I had this morning off and hoped to finish the lye water boil down. A few hours later, including cool down, the potato floats! The mixture did need to be transferd to a bowl with a deep enough bottom to see if it would float. Since lye water is made from passing water through ashes, the resulting lye water is tea colored therefore, soap made from this will not be a pretty white color; I’m thinking more coffee brown? Cocoa?
I have not yet measured how much lye water the 5 gallons made, and will post that when I measure out for the soap. Five gallons is quite a bit to boil down into what appears to be about a quart – more than enough to make a few batches of soap.
Along these lines, not having an extra funnel in which to dedicate to lye making, I free poured the remaining mixture from the pot into the plastic storage container and from this bowl into the same storage container; some of the lye dropped onto the pavement. I am not worried about the lye eating at the pavement however, I was concerned about an animal, or Luna, getting some of the mix on their feet or in their stomachs. This is where the vinegar comes in.
Because lye is a caustic though weak alkaline, one neutralizes an alkaline with an acid. Vinegar is a weak acid that neutralizes a weak alkaline. My vinegar spray bottle went outside with me and the pavement received a good spritzing down. Then I used water to ‘push’ this puddle into the ground along the side of the drive. If/when lye comes into contact with your skin, vinegar is not the instant cure. From what I’ve read, vinegar or dish washing soap, will still create an exothermic reaction (burn) yet will quickly lower the pH of the lye and thus halt the burning process. It will still hurt like Hades. I have not yet experienced this.

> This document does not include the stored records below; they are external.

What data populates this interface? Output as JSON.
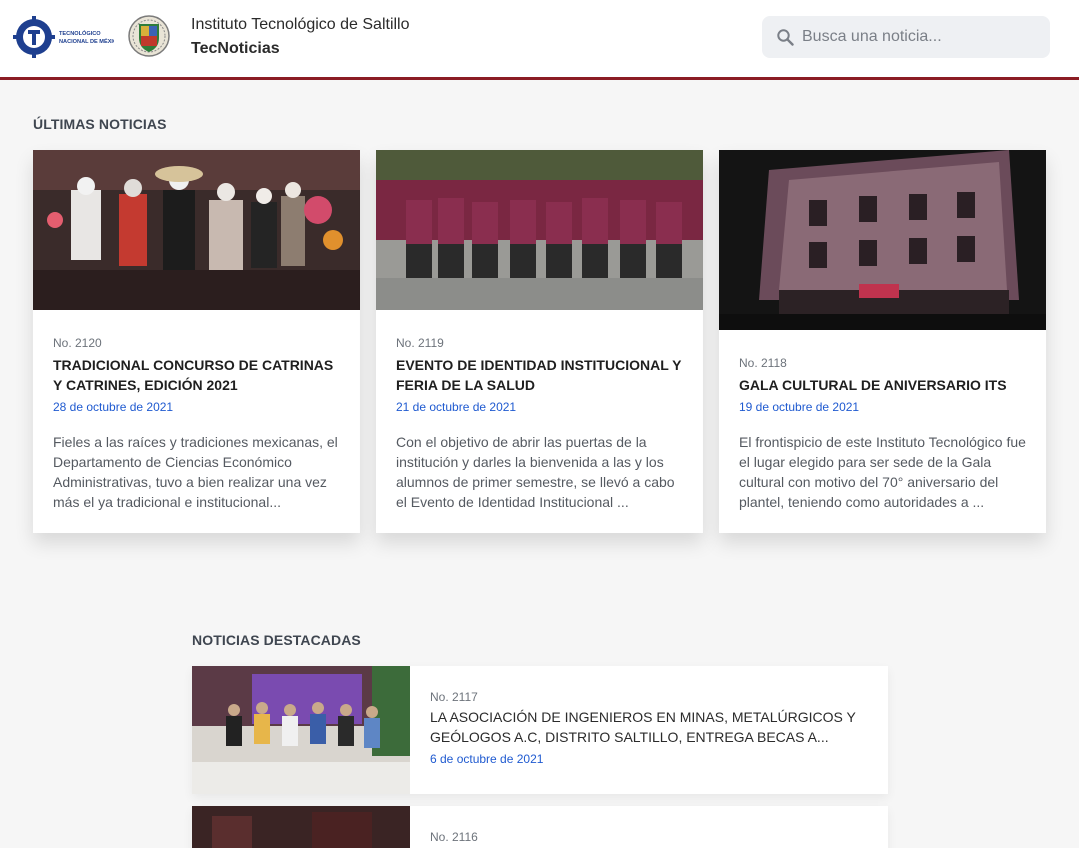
{
  "header": {
    "institution": "Instituto Tecnológico de Saltillo",
    "site_name": "TecNoticias",
    "tnm_logo_text": [
      "TECNOLÓGICO",
      "NACIONAL DE MÉXICO"
    ],
    "search_placeholder": "Busca una noticia..."
  },
  "colors": {
    "accent": "#8b1d24",
    "date": "#1f5ad0",
    "background": "#f6f6f6"
  },
  "latest": {
    "title": "ÚLTIMAS NOTICIAS",
    "cards": [
      {
        "number": "No. 2120",
        "title": "TRADICIONAL CONCURSO DE CATRINAS Y CATRINES, EDICIÓN 2021",
        "date": "28 de octubre de 2021",
        "excerpt": "Fieles a las raíces y tradiciones mexicanas, el Departamento de Ciencias Económico Administrativas, tuvo a bien realizar una vez más el ya tradicional e institucional..."
      },
      {
        "number": "No. 2119",
        "title": "EVENTO DE IDENTIDAD INSTITUCIONAL Y FERIA DE LA SALUD",
        "date": "21 de octubre de 2021",
        "excerpt": "Con el objetivo de abrir las puertas de la institución y darles la bienvenida a las y los alumnos de primer semestre, se llevó a cabo el Evento de Identidad Institucional ..."
      },
      {
        "number": "No. 2118",
        "title": "GALA CULTURAL DE ANIVERSARIO ITS",
        "date": "19 de octubre de 2021",
        "excerpt": "El frontispicio de este Instituto Tecnológico fue el lugar elegido para ser sede de la Gala cultural con motivo del 70° aniversario del plantel, teniendo como autoridades a ..."
      }
    ]
  },
  "featured": {
    "title": "NOTICIAS DESTACADAS",
    "items": [
      {
        "number": "No. 2117",
        "title": "LA ASOCIACIÓN DE INGENIEROS EN MINAS, METALÚRGICOS Y GEÓLOGOS A.C, DISTRITO SALTILLO, ENTREGA BECAS A...",
        "date": "6 de octubre de 2021"
      },
      {
        "number": "No. 2116",
        "title": "",
        "date": ""
      }
    ]
  }
}
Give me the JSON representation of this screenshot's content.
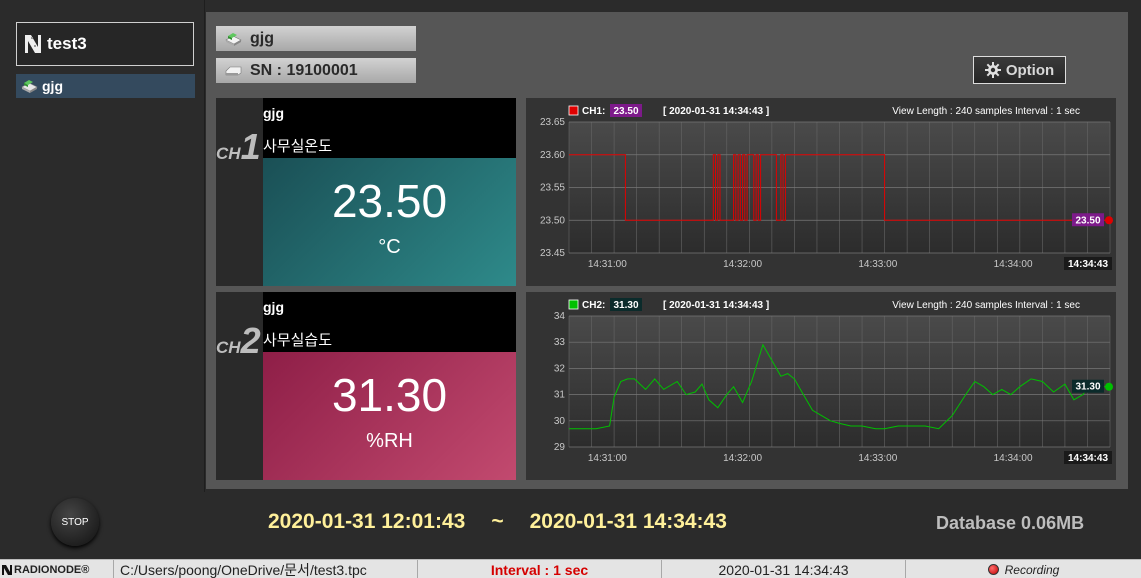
{
  "sidebar": {
    "root_label": "test3",
    "device_label": "gjg"
  },
  "header": {
    "device_name": "gjg",
    "serial": "SN : 19100001",
    "option_label": "Option"
  },
  "channels": [
    {
      "prefix": "CH",
      "number": "1",
      "device": "gjg",
      "name": "사무실온도",
      "value": "23.50",
      "unit": "°C",
      "color": "#e00000"
    },
    {
      "prefix": "CH",
      "number": "2",
      "device": "gjg",
      "name": "사무실습도",
      "value": "31.30",
      "unit": "%RH",
      "color": "#00c000"
    }
  ],
  "chart_data": [
    {
      "type": "line",
      "series_tag": "CH1:",
      "current_badge": "23.50",
      "timestamp": "[ 2020-01-31 14:34:43 ]",
      "view_info": "View Length : 240 samples   Interval : 1 sec",
      "end_label": "14:34:43",
      "ylim": [
        23.45,
        23.65
      ],
      "y_ticks": [
        "23.65",
        "23.60",
        "23.55",
        "23.50",
        "23.45"
      ],
      "x_ticks": [
        "14:31:00",
        "14:32:00",
        "14:33:00",
        "14:34:00"
      ],
      "x_tick_seconds": [
        17,
        77,
        137,
        197
      ],
      "line_color": "#e00000",
      "badge_color": "#7d1a8a",
      "series": [
        {
          "x": [
            0,
            25,
            25,
            64,
            64,
            65,
            65,
            66,
            66,
            67,
            67,
            73,
            73,
            74,
            74,
            75,
            75,
            76,
            76,
            77,
            77,
            78,
            78,
            79,
            79,
            82,
            82,
            83,
            83,
            84,
            84,
            85,
            85,
            92,
            92,
            94,
            94,
            95,
            95,
            96,
            96,
            140,
            140,
            240
          ],
          "y": [
            23.6,
            23.6,
            23.5,
            23.5,
            23.6,
            23.6,
            23.5,
            23.5,
            23.6,
            23.6,
            23.5,
            23.5,
            23.6,
            23.6,
            23.5,
            23.5,
            23.6,
            23.6,
            23.5,
            23.5,
            23.6,
            23.6,
            23.5,
            23.5,
            23.6,
            23.6,
            23.5,
            23.5,
            23.6,
            23.6,
            23.5,
            23.5,
            23.6,
            23.6,
            23.5,
            23.5,
            23.6,
            23.6,
            23.5,
            23.5,
            23.6,
            23.6,
            23.5,
            23.5
          ]
        }
      ]
    },
    {
      "type": "line",
      "series_tag": "CH2:",
      "current_badge": "31.30",
      "timestamp": "[ 2020-01-31 14:34:43 ]",
      "view_info": "View Length : 240 samples   Interval : 1 sec",
      "end_label": "14:34:43",
      "ylim": [
        29,
        34
      ],
      "y_ticks": [
        "34",
        "33",
        "32",
        "31",
        "30",
        "29"
      ],
      "x_ticks": [
        "14:31:00",
        "14:32:00",
        "14:33:00",
        "14:34:00"
      ],
      "x_tick_seconds": [
        17,
        77,
        137,
        197
      ],
      "line_color": "#00c000",
      "badge_color": "#0b2b2b",
      "series": [
        {
          "x": [
            0,
            12,
            18,
            20,
            23,
            26,
            29,
            34,
            38,
            42,
            48,
            52,
            56,
            59,
            62,
            66,
            70,
            73,
            77,
            81,
            86,
            90,
            94,
            97,
            100,
            104,
            108,
            112,
            116,
            120,
            125,
            130,
            136,
            140,
            146,
            152,
            158,
            164,
            170,
            176,
            180,
            184,
            188,
            192,
            196,
            200,
            205,
            210,
            215,
            220,
            224,
            228,
            232,
            236,
            240
          ],
          "y": [
            29.7,
            29.7,
            29.8,
            30.9,
            31.5,
            31.6,
            31.6,
            31.2,
            31.6,
            31.2,
            31.5,
            31.0,
            31.1,
            31.4,
            30.8,
            30.5,
            31.0,
            31.3,
            30.7,
            31.5,
            32.9,
            32.3,
            31.7,
            31.8,
            31.6,
            31.0,
            30.4,
            30.2,
            30.0,
            29.9,
            29.8,
            29.8,
            29.7,
            29.7,
            29.8,
            29.8,
            29.8,
            29.7,
            30.2,
            31.0,
            31.5,
            31.3,
            31.0,
            31.2,
            31.0,
            31.3,
            31.6,
            31.5,
            31.1,
            31.4,
            30.8,
            31.0,
            31.5,
            31.3,
            31.3
          ]
        }
      ]
    }
  ],
  "bottom": {
    "stop_label": "STOP",
    "range_start": "2020-01-31 12:01:43",
    "range_sep": "~",
    "range_end": "2020-01-31 14:34:43",
    "db_label": "Database",
    "db_size": "0.06MB"
  },
  "statusbar": {
    "logo": "RADIONODE®",
    "path": "C:/Users/poong/OneDrive/문서/test3.tpc",
    "interval": "Interval : 1 sec",
    "time": "2020-01-31 14:34:43",
    "recording": "Recording"
  },
  "icons": {
    "root": "radionode-logo-icon",
    "device": "device-icon",
    "sn": "sensor-icon",
    "option": "gear-icon"
  }
}
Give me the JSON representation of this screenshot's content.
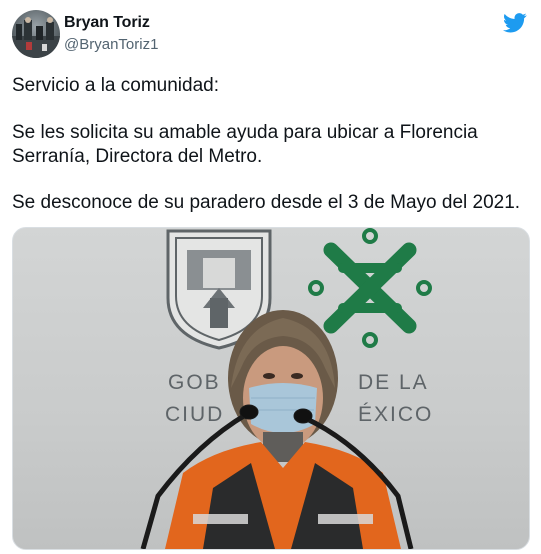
{
  "author": {
    "name": "Bryan Toriz",
    "handle": "@BryanToriz1"
  },
  "icons": {
    "brand": "twitter-bird-icon",
    "brand_color": "#1d9bf0"
  },
  "tweet": {
    "line1": "Servicio a la comunidad:",
    "line2": "Se les solicita su amable ayuda para ubicar a Florencia",
    "line3": "Serranía, Directora del Metro.",
    "line4": "Se desconoce de su paradero desde el 3 de Mayo del 2021."
  },
  "photo": {
    "backdrop_text_left_1": "GOB",
    "backdrop_text_left_2": "CIUD",
    "backdrop_text_right_1": "DE LA",
    "backdrop_text_right_2": "ÉXICO",
    "logo_color": "#1f7b47"
  }
}
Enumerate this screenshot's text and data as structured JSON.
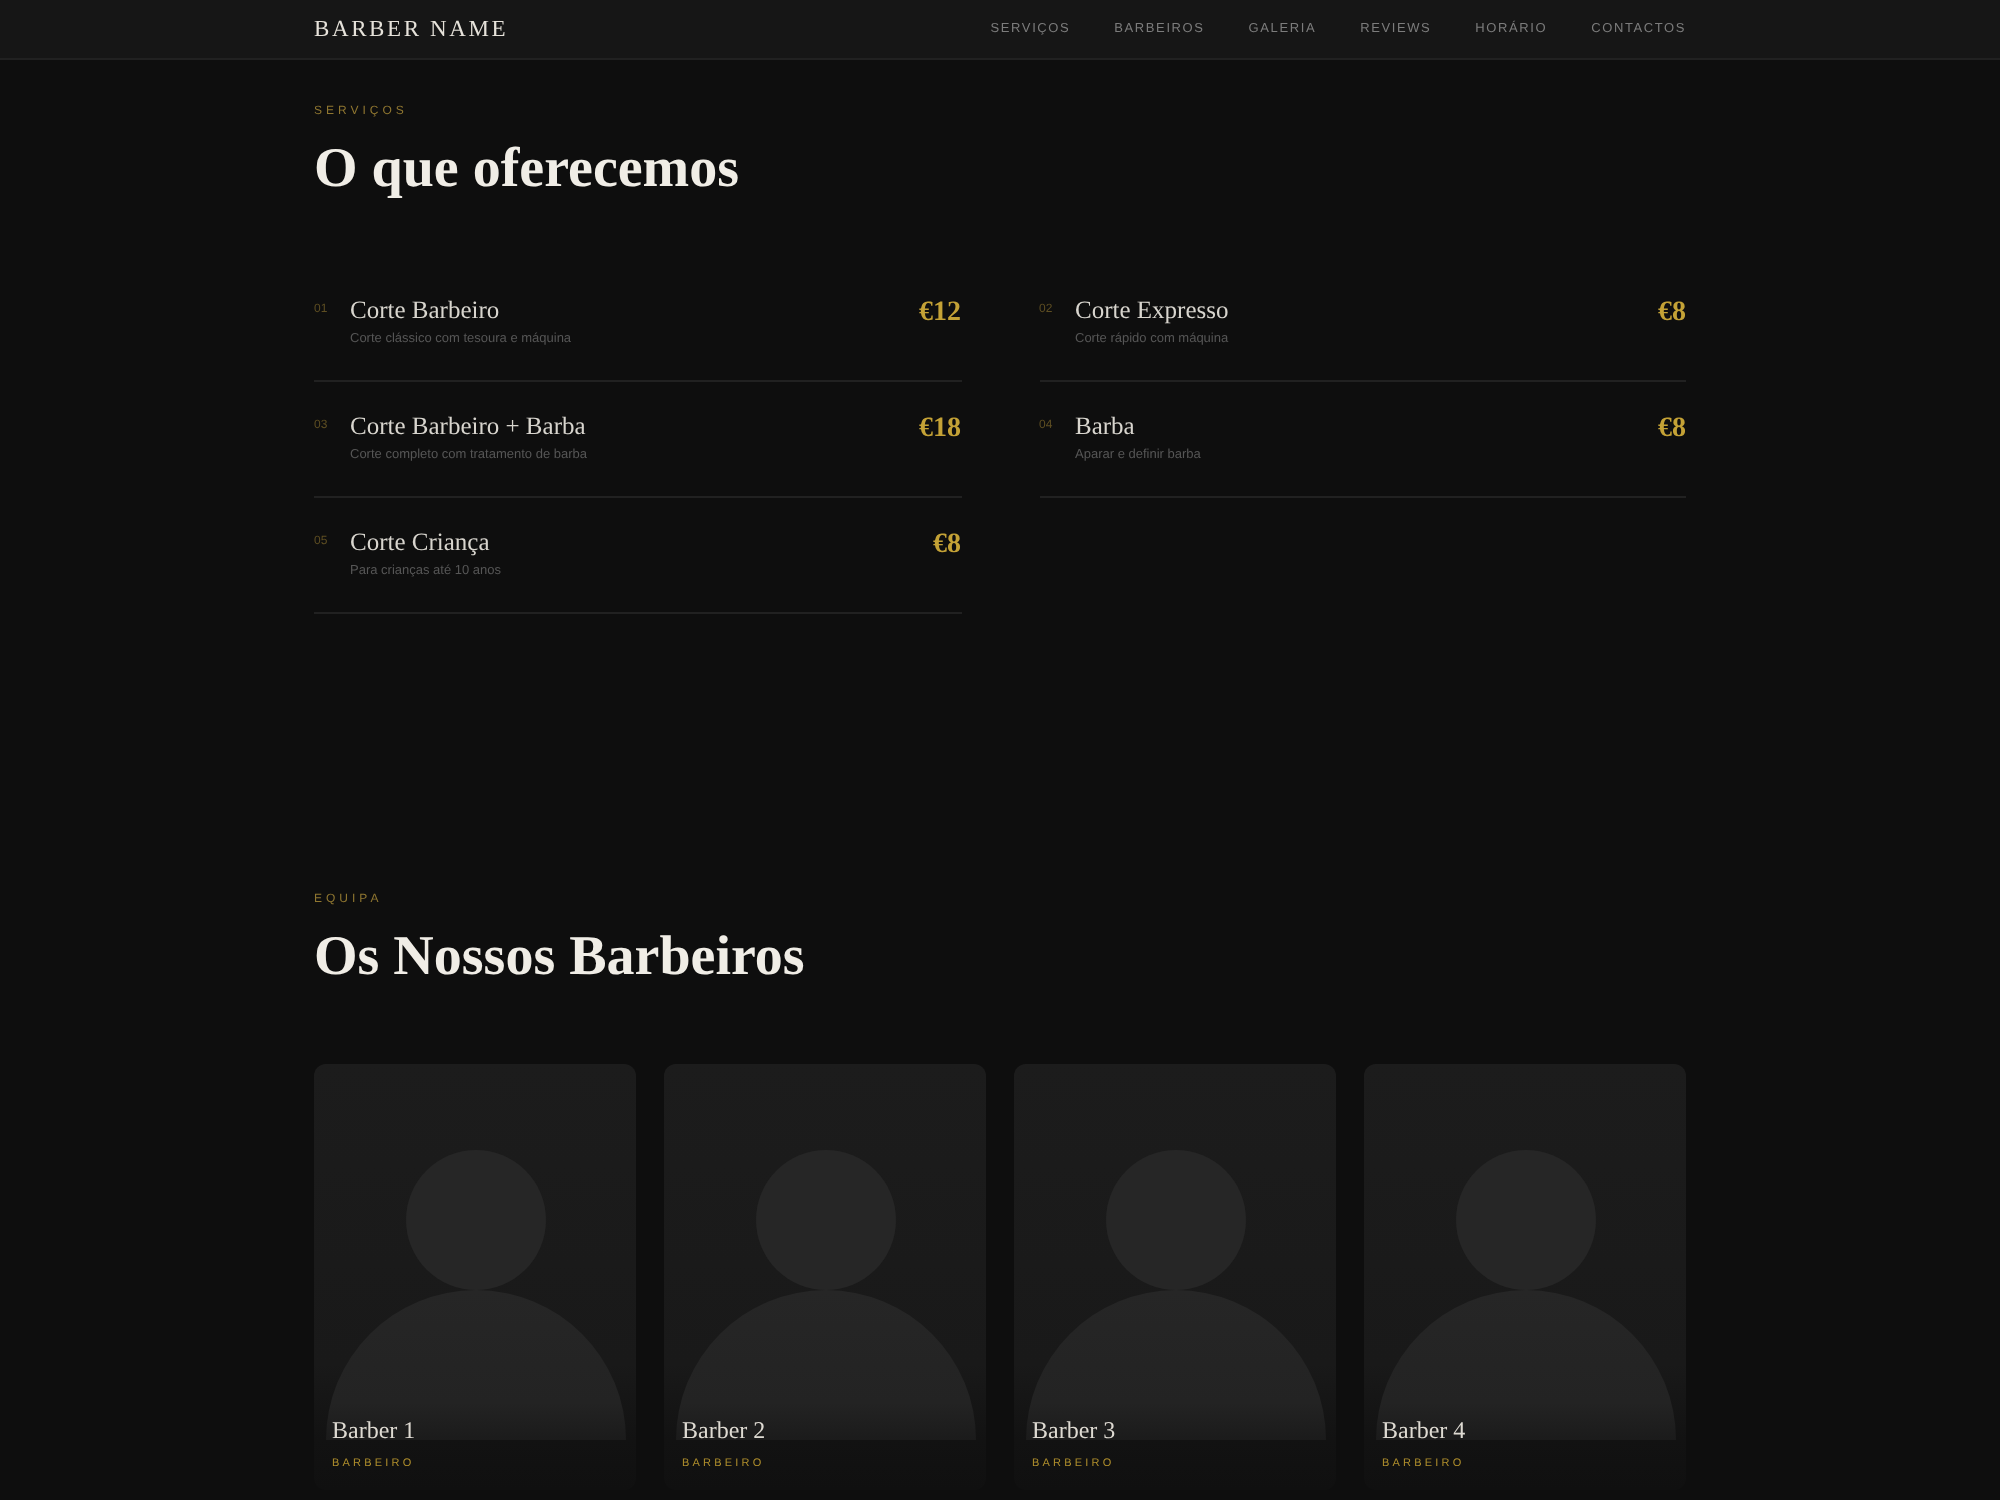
{
  "nav": {
    "brand": "BARBER NAME",
    "links": [
      {
        "label": "SERVIÇOS"
      },
      {
        "label": "BARBEIROS"
      },
      {
        "label": "GALERIA"
      },
      {
        "label": "REVIEWS"
      },
      {
        "label": "HORÁRIO"
      },
      {
        "label": "CONTACTOS"
      }
    ]
  },
  "services": {
    "eyebrow": "SERVIÇOS",
    "title": "O que oferecemos",
    "items": [
      {
        "number": "01",
        "name": "Corte Barbeiro",
        "description": "Corte clássico com tesoura e máquina",
        "price": "€12"
      },
      {
        "number": "02",
        "name": "Corte Expresso",
        "description": "Corte rápido com máquina",
        "price": "€8"
      },
      {
        "number": "03",
        "name": "Corte Barbeiro + Barba",
        "description": "Corte completo com tratamento de barba",
        "price": "€18"
      },
      {
        "number": "04",
        "name": "Barba",
        "description": "Aparar e definir barba",
        "price": "€8"
      },
      {
        "number": "05",
        "name": "Corte Criança",
        "description": "Para crianças até 10 anos",
        "price": "€8"
      }
    ]
  },
  "team": {
    "eyebrow": "EQUIPA",
    "title": "Os Nossos Barbeiros",
    "members": [
      {
        "name": "Barber 1",
        "role": "BARBEIRO"
      },
      {
        "name": "Barber 2",
        "role": "BARBEIRO"
      },
      {
        "name": "Barber 3",
        "role": "BARBEIRO"
      },
      {
        "name": "Barber 4",
        "role": "BARBEIRO"
      }
    ]
  }
}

Sadly, this little blurb needs to be present:
The information presented on this web site is not intended to take the place of your personal physician’s advice and is not intended to diagnose, treat, cure or prevent any disease. I am not a medical practitioner. I do not say or imply it is safe for YOU to use vinegar on your lye burns. Use your best judgment when handling lye and seek medical attention immediately if the burn cannot be contained or if lye gets into your eyes, nose, or mouth.
Next step … soap!